# Provided information:
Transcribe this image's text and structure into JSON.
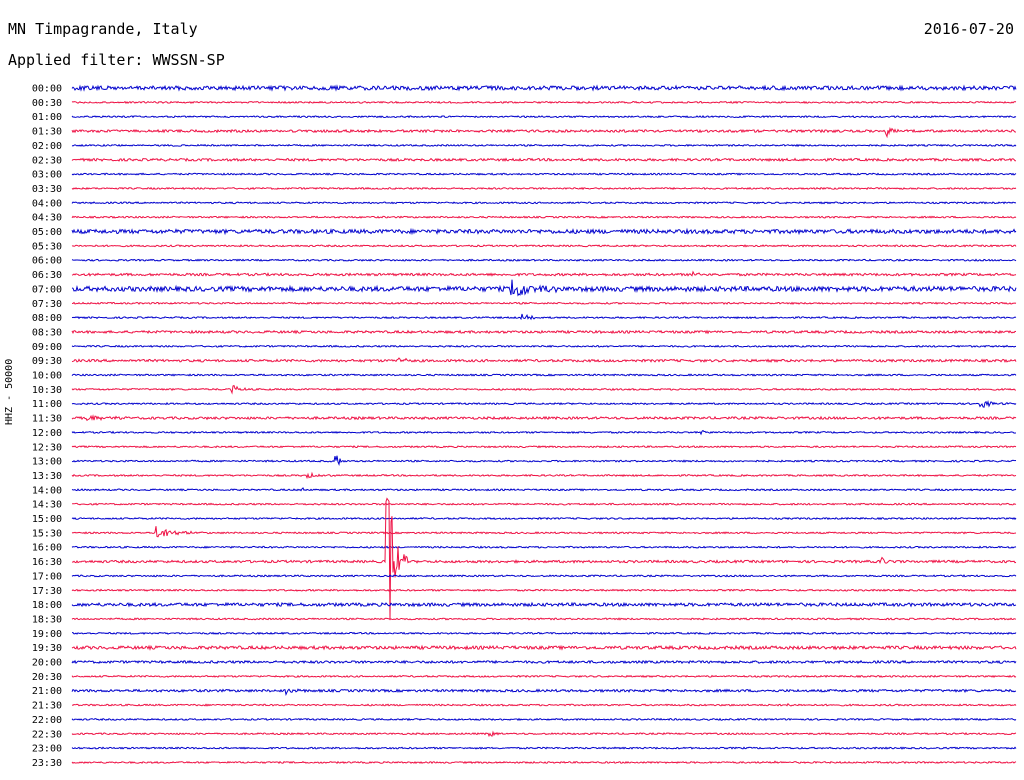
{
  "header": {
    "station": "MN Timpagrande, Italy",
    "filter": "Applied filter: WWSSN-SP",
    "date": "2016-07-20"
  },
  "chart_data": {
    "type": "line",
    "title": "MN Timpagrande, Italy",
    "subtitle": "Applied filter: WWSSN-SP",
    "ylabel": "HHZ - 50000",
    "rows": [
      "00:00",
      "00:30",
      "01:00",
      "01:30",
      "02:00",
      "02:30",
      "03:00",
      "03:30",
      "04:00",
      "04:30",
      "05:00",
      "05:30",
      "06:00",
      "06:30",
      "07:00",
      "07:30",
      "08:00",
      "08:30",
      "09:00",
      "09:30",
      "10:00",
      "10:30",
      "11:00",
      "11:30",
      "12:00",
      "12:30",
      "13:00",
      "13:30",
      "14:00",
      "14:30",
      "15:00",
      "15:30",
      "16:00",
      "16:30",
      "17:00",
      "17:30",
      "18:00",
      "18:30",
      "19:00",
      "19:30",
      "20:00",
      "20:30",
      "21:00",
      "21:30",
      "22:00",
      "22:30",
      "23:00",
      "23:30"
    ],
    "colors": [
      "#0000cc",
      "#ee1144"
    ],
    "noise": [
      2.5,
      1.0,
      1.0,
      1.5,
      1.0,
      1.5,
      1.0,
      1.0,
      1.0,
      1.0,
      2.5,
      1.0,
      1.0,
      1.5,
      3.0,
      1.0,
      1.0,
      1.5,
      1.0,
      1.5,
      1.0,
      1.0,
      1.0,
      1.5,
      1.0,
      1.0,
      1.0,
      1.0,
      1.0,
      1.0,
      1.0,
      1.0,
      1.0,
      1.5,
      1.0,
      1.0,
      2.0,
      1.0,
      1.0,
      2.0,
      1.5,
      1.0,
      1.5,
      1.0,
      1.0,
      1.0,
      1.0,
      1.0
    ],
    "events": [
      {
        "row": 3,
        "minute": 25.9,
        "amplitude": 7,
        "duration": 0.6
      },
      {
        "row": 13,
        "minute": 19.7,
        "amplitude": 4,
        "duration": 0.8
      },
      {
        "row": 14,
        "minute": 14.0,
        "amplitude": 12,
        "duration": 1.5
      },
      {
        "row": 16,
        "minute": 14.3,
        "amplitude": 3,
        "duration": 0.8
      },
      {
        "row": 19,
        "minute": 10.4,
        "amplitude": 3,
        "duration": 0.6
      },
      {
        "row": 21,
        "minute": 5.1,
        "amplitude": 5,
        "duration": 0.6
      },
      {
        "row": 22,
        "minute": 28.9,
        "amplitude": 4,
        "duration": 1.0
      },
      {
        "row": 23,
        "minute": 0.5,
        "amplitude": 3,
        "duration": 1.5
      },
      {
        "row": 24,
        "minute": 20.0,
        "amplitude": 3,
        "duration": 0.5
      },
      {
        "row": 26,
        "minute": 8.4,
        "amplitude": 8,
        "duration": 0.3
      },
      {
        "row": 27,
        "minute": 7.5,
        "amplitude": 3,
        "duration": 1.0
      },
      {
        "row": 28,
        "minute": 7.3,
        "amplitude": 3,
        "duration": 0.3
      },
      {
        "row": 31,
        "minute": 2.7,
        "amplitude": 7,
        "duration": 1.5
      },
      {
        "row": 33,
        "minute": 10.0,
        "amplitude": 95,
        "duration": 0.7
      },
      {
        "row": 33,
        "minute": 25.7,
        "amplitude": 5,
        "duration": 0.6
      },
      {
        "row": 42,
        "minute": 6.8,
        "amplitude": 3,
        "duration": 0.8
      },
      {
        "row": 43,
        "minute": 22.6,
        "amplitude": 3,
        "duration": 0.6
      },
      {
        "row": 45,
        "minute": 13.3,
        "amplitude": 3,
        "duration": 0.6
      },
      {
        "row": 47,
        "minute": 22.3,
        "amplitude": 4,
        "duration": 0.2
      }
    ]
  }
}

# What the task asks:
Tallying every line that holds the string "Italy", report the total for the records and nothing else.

# Response to this task:
2